MoricizineIncreases theophylline clearance.25 % decreasePancuroniumLarger dose of pancuronium may be required to achieve neuromuscular blockade.

PentoxifyllineDecreases theophylline clearance.30 % increasePhenobarbital (PB)Similar to aminoglutethimide.25 % decrease after two weeks of concurrent PB.PhenytoinPhenytoin increases theophylline clearance by increasing microsomal enzyme activity.

Theophylline decreases phenytoin absorption.

Serum theophylline and phenytoin concentrations decrease about 40 %.

PropafenoneDecreases theophylline clearance and pharmacologic interaction.40 % increase.
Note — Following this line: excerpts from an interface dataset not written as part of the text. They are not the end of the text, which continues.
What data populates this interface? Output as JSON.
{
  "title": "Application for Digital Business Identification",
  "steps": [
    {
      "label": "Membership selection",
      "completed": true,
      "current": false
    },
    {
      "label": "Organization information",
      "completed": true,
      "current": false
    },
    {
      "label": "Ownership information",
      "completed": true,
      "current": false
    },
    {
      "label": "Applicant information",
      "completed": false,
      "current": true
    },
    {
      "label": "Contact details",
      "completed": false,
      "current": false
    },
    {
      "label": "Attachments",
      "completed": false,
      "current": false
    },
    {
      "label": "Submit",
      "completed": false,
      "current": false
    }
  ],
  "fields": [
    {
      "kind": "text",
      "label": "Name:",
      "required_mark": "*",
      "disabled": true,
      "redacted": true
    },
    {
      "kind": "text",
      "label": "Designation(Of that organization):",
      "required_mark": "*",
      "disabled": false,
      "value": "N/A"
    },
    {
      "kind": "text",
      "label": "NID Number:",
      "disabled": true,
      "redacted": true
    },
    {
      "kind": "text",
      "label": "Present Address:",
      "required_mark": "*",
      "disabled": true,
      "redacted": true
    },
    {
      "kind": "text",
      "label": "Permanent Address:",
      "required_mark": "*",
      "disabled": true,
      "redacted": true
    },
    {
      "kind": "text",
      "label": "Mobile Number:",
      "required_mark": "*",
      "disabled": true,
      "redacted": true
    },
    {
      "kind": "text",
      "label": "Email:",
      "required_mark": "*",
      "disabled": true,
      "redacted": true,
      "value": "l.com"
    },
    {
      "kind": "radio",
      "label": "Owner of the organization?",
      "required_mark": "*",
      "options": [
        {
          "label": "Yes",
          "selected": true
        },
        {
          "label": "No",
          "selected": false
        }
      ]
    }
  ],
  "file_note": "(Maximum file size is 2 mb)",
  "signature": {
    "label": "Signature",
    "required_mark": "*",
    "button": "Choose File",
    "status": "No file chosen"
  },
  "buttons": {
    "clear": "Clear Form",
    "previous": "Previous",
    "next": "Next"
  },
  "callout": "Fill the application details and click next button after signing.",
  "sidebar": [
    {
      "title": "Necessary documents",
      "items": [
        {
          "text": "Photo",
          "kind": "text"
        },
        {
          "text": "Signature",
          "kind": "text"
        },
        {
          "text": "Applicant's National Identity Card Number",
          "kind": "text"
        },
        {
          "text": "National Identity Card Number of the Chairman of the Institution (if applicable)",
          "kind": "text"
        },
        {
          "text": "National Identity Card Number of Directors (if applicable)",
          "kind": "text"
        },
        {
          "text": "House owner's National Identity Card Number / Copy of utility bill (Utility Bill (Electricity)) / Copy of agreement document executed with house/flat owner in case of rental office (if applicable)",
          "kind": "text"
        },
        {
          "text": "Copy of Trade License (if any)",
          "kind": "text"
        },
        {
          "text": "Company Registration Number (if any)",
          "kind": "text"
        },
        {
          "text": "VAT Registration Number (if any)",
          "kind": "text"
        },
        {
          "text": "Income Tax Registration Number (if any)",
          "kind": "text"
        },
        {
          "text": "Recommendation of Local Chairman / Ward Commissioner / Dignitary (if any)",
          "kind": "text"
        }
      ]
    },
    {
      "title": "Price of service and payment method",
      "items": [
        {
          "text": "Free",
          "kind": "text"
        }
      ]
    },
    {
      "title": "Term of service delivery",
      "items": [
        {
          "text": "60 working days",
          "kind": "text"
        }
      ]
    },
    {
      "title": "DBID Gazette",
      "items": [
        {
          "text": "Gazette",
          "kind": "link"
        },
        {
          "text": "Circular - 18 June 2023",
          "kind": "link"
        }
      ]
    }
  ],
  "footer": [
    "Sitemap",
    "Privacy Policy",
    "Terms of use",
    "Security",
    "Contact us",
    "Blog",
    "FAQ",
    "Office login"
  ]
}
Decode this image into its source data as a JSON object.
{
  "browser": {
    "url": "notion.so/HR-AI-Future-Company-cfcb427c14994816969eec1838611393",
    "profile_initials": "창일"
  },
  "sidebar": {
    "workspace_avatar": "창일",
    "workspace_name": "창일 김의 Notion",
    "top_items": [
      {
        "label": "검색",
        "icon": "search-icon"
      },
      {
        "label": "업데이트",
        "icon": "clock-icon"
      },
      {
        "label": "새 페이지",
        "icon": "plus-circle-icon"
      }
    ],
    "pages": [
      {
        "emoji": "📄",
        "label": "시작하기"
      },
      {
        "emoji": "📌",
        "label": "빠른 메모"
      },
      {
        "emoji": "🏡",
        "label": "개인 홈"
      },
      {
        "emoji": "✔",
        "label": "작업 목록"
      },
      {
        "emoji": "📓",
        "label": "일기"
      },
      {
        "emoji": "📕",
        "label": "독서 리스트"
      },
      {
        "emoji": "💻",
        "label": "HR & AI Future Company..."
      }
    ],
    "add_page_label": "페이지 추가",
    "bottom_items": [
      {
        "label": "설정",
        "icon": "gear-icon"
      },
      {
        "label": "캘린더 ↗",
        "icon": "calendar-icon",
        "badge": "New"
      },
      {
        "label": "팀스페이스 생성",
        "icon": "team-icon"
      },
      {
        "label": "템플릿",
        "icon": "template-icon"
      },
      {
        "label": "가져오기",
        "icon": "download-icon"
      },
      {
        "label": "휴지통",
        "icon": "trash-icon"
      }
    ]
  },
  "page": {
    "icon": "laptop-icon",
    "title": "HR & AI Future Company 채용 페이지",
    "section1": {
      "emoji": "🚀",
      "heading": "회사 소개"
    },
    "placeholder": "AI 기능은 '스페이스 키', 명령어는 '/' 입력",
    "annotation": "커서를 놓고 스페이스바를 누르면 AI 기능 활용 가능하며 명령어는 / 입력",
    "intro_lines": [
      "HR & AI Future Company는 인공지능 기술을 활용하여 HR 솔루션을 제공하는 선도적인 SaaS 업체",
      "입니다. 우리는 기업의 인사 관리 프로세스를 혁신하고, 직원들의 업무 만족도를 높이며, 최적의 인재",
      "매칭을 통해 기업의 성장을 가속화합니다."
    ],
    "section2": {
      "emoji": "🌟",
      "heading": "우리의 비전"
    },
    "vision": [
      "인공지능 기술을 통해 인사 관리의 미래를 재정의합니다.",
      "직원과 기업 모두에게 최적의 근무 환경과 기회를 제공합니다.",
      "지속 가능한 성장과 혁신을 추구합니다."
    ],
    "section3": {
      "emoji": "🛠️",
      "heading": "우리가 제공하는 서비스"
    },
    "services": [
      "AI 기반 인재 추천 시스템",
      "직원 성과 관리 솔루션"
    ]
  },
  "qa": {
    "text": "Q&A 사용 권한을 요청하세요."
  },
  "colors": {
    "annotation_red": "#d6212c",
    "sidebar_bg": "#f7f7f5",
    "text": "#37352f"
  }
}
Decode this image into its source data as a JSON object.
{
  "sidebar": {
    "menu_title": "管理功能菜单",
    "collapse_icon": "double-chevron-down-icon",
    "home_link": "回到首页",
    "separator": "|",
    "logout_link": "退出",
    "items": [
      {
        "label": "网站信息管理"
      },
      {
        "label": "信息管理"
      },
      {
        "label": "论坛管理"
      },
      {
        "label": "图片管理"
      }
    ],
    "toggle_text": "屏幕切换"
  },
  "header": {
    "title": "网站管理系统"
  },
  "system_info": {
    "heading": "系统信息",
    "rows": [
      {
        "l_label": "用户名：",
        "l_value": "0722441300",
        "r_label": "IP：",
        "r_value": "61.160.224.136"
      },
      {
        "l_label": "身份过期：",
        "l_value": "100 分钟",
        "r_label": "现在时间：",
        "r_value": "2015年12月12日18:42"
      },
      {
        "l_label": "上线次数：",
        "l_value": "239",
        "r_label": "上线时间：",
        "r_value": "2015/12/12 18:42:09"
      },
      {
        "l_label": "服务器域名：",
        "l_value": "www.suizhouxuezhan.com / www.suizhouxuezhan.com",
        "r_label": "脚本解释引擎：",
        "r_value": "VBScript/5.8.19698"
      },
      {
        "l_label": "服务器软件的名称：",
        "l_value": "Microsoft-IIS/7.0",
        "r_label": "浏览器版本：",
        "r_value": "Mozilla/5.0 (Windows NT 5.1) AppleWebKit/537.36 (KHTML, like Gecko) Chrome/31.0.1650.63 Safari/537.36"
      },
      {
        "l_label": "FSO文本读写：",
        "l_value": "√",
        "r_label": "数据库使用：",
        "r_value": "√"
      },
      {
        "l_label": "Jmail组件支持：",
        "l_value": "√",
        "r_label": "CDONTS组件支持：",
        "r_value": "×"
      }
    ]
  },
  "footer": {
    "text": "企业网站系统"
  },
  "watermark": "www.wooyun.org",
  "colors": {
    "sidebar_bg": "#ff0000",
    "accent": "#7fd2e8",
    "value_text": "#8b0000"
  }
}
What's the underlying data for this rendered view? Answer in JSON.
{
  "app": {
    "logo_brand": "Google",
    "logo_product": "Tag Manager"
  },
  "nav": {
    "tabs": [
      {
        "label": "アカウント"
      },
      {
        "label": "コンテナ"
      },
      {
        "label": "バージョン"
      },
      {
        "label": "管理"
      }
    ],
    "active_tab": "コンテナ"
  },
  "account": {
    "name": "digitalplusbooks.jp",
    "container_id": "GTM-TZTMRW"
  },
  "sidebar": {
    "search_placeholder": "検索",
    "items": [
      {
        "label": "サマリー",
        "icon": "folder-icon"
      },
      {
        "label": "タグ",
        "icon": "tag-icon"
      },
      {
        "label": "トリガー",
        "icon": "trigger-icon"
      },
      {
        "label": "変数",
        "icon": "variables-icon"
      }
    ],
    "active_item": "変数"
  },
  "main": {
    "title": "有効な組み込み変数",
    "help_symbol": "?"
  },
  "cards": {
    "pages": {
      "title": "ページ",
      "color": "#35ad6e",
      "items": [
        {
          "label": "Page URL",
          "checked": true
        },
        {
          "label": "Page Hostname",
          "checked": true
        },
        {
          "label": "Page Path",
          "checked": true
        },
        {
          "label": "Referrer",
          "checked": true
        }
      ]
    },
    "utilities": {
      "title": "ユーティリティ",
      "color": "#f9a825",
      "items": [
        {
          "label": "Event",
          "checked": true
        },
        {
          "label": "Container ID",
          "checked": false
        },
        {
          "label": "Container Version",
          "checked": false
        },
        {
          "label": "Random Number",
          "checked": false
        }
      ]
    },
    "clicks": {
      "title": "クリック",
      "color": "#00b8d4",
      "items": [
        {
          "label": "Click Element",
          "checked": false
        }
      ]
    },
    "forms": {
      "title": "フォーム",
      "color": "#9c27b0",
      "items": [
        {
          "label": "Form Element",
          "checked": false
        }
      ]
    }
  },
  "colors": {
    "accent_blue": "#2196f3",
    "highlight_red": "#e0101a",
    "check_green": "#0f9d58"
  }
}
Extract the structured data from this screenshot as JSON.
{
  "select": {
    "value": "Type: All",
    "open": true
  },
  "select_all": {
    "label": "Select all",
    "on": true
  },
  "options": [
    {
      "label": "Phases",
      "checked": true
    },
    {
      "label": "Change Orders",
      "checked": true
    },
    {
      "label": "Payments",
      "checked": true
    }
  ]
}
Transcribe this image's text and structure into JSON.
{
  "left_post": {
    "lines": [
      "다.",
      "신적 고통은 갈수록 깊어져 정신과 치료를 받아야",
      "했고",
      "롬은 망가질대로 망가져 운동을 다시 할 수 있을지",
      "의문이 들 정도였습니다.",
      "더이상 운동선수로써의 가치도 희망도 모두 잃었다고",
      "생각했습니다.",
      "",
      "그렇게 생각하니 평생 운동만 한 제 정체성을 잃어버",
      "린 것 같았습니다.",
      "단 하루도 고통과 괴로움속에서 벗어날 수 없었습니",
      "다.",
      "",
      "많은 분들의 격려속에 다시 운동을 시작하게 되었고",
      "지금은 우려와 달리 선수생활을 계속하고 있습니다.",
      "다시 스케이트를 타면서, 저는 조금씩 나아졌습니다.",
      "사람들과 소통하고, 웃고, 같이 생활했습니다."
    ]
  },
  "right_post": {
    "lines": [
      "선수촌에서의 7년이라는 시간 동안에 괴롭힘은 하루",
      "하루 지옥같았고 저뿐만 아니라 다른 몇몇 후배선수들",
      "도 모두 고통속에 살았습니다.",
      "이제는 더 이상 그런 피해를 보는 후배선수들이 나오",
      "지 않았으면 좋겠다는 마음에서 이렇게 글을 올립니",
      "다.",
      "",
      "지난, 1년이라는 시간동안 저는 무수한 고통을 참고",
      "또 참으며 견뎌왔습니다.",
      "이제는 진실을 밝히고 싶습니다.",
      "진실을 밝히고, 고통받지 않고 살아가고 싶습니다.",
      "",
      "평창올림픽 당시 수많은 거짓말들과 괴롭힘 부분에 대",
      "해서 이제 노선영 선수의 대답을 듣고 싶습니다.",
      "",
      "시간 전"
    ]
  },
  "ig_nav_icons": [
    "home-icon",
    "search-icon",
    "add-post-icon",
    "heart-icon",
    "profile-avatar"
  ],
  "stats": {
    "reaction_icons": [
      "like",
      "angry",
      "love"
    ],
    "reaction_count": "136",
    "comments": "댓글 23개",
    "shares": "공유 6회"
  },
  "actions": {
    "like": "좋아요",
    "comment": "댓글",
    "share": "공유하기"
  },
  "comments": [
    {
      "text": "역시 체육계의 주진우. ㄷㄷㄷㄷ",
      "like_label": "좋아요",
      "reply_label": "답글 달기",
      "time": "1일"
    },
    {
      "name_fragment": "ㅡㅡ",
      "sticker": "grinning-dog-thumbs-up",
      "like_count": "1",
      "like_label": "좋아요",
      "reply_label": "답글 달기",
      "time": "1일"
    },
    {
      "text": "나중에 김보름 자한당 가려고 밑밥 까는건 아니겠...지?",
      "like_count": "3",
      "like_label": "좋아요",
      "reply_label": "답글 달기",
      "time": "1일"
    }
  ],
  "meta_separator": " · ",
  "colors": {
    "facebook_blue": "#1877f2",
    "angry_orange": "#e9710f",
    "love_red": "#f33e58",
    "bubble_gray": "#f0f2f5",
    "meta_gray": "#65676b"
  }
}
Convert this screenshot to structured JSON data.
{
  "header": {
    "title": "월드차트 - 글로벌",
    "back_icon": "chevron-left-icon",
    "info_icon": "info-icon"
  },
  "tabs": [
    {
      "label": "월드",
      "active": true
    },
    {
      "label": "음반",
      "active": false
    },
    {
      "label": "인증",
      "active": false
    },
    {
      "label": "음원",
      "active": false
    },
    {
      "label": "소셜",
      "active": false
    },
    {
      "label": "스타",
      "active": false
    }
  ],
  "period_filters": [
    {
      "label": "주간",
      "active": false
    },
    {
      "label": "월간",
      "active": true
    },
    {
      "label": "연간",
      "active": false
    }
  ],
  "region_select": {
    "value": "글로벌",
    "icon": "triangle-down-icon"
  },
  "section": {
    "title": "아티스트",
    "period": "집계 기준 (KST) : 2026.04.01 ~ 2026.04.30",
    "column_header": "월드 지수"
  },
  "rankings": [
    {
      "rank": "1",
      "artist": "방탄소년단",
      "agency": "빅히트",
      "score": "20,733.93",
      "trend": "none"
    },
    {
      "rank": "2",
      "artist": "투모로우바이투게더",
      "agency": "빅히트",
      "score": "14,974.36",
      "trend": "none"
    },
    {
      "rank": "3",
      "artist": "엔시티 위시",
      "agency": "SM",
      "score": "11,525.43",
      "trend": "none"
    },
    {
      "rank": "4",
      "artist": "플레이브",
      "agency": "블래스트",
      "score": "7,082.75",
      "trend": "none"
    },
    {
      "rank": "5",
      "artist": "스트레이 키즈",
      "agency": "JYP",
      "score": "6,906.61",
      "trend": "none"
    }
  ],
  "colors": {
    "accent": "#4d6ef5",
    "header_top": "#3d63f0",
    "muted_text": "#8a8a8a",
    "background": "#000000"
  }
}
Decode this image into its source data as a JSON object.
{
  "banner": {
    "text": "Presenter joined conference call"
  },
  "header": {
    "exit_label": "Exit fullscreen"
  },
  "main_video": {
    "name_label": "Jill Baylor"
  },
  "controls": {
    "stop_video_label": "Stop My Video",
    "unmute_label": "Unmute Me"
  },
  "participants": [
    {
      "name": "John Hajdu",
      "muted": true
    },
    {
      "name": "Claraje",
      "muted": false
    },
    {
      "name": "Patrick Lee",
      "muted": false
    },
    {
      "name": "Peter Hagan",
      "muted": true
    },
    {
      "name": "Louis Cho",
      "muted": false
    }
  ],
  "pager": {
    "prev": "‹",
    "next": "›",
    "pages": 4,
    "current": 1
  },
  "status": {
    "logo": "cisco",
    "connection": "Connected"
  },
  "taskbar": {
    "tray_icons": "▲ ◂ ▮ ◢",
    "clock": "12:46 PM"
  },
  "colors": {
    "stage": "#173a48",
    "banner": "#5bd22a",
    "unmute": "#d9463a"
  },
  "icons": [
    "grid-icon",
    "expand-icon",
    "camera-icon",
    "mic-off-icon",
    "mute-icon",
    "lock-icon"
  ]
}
Beta-2 blocking effect may decrease efficacy of theophylline.

PropranololSimilar to cimetidine and pharmacologic interaction.100 % increase.

Beta-2 blocking effect may decrease efficacy of theophylline.

RifampinIncreases theophylline clearance by increasing cytochrome P450 1A2 and 3A3 activity.20 to 40 % decreaseSulfinpyrazoneIncrease theophylline clearance by increasing demethylation and hydroxylation.

Decreases renal clearance of theophylline.20 % increaseTacrineSimilar to cimetidine, also increases renal clearance of theophylline.90 % increaseThiabendazoleDecreases theophylline clearance.190 % increaseTiclopidineDecreases theophylline clearance.60 % increaseTroleandomycinSimilar to erythromycin.33 to 100 % increase depending on troleandomycin dose.

VerapamilSimilar to disulfiram.20 % increase Table III.

Drugs that have been documented not to interact with theophylline or drugs that produce no clinically significant interaction with theophylline.


* Refer to PRECAUTIONS, Drug Interactions for information regarding table.albuterol, famotidinenizatidinesystemic and inhaledfelodipinenorfloxacinamoxicillinfinasterideofloxacinampicillin, hydrocortisoneomeprazolewith or withoutisofluraneprednisone, prednisolonesulbactamisoniazidranitidineatenololisradipinerifabutinazithromycininfluenza vaccineroxithromycincaffeine, ketoconazolesorbitoldietary ingestionlomefloxacin (purgative doses do notcefaclormebendazoleinhibit theophyllineco-trimoxazolemedroxyprogesteroneabsorption) (trimethoprim andmethylprednisolonesucralfatesulfamethoxazole)metronidazoleterbutaline

systemicdiltiazemmetoprololterfenadinedirithromycinnadololtetracyclineenfluranenifedipinetocainide Drug-Food Interactions Taking theophylline extended-release tablets immediately after ingesting a high fat content meal (45 g fat, 55 g carbohydrates, 28 g protein, 789 calories) may result in a somewhat higher Cmax and delayed Tmax, and a somewhat greater extent of absorption when compared to taking it in the fasting state.

The influence of the type and amount of other foods, as well as the time interval between drug and food, has not been studied.

The Effect of Other Drugs on Theophylline Serum Concentration Measurements Most serum theophylline assays in clinical use are immunoassays which are specific for theophylline.

Other xanthines such as caffeine, dyphylline, and pentoxifylline are not detected by these assays.

Some drugs (e.g., cefazolin, cephalothin), however, may interfere with certain HPLC techniques.

Caffeine and xanthine metabolites in neonates or patients with renal dysfunction may cause the reading from some dry reagent office methods to be higher than the actual serum theophylline concentration.

More information

Category Value
Authorisation number ANDA089763
Orphan designation No
Product NDC 49349-010
Date Last Revised 07-07-2011
RXCUI 317769
Marketing authorisation holder REMEDYREPACK INC.